The Economic Community of West African States has collaborated with civil society organizations to curb drug and substance abuse in six West African countries.
They include Burkina Faso, Cape Verde, Liberia, Mauritania, Sierra Leone and Togo.
Speaking during a training workshop on drug prevention and treatment for the CSOs on Friday in Abuja, the Principal Programme Officer, Law Enforcement (Drugs), Daniel Amankwaah, identified illicit drug trafficking, drug abuse and organised crimes as disturbing obstructions to the achievement of the 2030 agenda for sustainable development goals.
He explained that the collaboration with the civil groups would help in checking drug menace, noting that the menace cannot be controlled successfully without enlisting the support of the private sector, especially, the CSOs at all levels.
“The good news is that with effective cooperation between United Nations Office on Drugs and Crimes, the ECOWAS Commission, its member states and the Islamic Republic of Mauritania and of course, the support of the European Union, we can successfully act against the drug menace, ” said Amankwaah, who represented the Director, Gender,Youth, CSO and Drug Control, ECOWAS Commission, Dr. Sintiki Ugbe.
The Programme Coordinator, UNODC Regional Office for West and Central Africa, Cheikh Toure, noted that the workshop was meant to build capacity of CSOs to identify and disseminate best practices to prevent substance use, particularly among vulnerable populations, such as children, adolescents and young adults.
He identified West Africa as the transit hub for illicit drugs such as heroin, cocaine and methamphetamines bound for Europe and other regions, stressing that communities are suffering from the psychosocial, economic and health consequences of drug abuse.
“This workshop will offer a great opportunity to CSOs for sharing best practices and experiences and to improve specialized expertise in drug prevention. As CSO actors, you have a unique role, as you are involved in grassroots activities, early interventions with youth and vulnerable people,” Toure stated.

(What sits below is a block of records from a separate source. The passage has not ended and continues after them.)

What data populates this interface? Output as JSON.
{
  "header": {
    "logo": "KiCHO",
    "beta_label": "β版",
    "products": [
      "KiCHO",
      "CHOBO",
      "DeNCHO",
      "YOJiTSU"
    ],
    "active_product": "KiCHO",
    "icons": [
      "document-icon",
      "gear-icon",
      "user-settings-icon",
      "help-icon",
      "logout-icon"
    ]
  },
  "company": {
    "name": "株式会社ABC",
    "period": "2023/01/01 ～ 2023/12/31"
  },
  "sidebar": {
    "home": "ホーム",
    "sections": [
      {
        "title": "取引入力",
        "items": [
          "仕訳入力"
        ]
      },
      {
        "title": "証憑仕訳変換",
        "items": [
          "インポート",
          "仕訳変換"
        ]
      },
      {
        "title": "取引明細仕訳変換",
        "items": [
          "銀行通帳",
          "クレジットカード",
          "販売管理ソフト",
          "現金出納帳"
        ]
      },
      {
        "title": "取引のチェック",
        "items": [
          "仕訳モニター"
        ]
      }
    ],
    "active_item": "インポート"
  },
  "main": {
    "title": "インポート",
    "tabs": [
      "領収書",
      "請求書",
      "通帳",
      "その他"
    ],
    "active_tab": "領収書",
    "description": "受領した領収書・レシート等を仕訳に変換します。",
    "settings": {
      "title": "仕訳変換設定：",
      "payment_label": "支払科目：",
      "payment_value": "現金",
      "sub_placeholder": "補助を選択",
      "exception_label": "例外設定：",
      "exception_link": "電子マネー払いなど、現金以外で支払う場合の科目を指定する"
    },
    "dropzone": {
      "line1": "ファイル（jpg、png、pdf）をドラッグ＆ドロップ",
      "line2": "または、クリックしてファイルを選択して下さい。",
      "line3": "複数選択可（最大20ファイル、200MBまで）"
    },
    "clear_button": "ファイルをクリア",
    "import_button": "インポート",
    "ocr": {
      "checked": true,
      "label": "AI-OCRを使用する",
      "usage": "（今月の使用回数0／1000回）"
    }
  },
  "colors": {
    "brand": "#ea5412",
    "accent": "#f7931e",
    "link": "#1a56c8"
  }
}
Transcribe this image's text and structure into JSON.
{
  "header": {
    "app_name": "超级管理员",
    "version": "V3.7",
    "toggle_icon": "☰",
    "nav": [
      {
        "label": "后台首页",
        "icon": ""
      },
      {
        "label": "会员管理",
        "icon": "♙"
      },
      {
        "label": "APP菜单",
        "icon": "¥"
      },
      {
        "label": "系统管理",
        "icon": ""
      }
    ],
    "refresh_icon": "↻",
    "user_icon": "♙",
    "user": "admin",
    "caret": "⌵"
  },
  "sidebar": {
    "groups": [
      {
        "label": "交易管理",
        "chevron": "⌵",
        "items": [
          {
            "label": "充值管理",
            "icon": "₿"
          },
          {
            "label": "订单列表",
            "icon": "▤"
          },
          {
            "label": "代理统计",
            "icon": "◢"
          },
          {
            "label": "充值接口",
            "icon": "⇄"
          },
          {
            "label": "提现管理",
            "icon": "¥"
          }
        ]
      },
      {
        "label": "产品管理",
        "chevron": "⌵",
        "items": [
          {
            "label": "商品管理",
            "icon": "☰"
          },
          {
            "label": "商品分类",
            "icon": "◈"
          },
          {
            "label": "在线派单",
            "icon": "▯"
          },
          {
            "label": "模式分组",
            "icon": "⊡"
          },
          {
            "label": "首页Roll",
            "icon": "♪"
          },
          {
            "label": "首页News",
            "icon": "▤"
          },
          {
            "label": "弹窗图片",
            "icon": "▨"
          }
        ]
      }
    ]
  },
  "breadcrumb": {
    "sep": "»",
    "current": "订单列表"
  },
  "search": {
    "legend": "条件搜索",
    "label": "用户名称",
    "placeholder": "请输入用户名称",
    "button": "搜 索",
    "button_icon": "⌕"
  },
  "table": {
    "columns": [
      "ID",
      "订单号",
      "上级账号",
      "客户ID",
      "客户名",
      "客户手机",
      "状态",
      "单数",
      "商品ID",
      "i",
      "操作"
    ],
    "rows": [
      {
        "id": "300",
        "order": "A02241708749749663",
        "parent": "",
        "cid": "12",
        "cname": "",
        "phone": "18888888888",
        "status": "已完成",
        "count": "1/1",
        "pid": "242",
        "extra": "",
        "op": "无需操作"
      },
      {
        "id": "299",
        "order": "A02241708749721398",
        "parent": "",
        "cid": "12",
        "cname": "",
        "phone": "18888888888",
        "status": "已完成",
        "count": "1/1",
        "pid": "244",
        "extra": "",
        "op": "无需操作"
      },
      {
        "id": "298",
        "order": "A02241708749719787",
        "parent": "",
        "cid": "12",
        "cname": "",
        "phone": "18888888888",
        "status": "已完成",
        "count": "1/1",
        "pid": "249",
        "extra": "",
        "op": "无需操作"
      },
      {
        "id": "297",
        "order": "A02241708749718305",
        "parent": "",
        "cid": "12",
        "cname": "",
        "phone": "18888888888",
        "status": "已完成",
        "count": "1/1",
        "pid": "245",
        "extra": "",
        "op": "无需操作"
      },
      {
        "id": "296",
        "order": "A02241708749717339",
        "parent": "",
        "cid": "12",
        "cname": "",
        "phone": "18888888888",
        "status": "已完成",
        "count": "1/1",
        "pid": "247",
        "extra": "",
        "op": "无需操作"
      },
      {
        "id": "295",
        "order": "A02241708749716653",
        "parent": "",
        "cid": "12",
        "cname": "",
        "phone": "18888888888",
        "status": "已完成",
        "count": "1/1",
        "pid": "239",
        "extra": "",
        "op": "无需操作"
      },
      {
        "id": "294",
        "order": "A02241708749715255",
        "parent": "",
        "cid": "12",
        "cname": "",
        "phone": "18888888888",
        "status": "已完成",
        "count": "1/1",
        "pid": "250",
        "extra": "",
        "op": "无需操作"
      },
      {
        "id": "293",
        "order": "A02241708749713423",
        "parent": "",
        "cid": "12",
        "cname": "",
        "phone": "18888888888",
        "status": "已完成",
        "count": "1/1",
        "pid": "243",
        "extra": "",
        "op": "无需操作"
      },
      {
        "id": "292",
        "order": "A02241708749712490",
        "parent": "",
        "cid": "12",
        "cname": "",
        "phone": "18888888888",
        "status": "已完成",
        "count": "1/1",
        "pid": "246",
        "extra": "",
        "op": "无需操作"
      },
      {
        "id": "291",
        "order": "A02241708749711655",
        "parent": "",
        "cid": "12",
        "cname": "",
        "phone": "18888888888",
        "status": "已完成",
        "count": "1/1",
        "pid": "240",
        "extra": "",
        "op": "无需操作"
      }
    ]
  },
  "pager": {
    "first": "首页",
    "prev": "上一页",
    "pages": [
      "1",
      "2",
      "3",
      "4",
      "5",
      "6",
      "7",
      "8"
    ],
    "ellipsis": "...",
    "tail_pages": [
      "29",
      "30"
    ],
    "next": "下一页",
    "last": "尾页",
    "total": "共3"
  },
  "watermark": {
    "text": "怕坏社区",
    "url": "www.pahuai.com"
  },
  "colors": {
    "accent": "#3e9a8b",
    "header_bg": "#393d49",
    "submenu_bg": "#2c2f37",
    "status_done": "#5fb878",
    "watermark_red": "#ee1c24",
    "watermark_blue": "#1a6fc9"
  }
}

In her remarks, the Head of Regional Cooperation Section, EU Delegation, Stefania Marrone, observed that CSOs had shown high interest in tackling drug-related problems, but added that they lacked the necessary skills and knowledge to develop and carry out effective evidence-based prevention interventions.
She said, “At the end of this training, participants will be able to apply evidence-based prevention framework to their daily intervention efforts.”